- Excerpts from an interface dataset
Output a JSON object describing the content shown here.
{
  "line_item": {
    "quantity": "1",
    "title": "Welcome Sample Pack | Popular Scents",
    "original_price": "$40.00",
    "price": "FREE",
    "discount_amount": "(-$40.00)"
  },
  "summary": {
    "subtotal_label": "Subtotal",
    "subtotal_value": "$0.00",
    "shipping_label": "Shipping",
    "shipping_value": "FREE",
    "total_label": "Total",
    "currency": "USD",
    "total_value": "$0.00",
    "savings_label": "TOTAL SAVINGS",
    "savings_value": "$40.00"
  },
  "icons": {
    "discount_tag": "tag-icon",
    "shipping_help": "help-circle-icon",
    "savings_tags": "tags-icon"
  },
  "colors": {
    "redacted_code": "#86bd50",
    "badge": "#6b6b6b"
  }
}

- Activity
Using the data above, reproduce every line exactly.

- Response
Output a JSON object describing the content shown here.
{
  "line_item": {
    "quantity": "1",
    "title": "Welcome Sample Pack | Popular Scents",
    "original_price": "$40.00",
    "price": "FREE",
    "discount_amount": "(-$40.00)"
  },
  "summary": {
    "subtotal_label": "Subtotal",
    "subtotal_value": "$0.00",
    "shipping_label": "Shipping",
    "shipping_value": "FREE",
    "total_label": "Total",
    "currency": "USD",
    "total_value": "$0.00",
    "savings_label": "TOTAL SAVINGS",
    "savings_value": "$40.00"
  },
  "icons": {
    "discount_tag": "tag-icon",
    "shipping_help": "help-circle-icon",
    "savings_tags": "tags-icon"
  },
  "colors": {
    "redacted_code": "#86bd50",
    "badge": "#6b6b6b"
  }
}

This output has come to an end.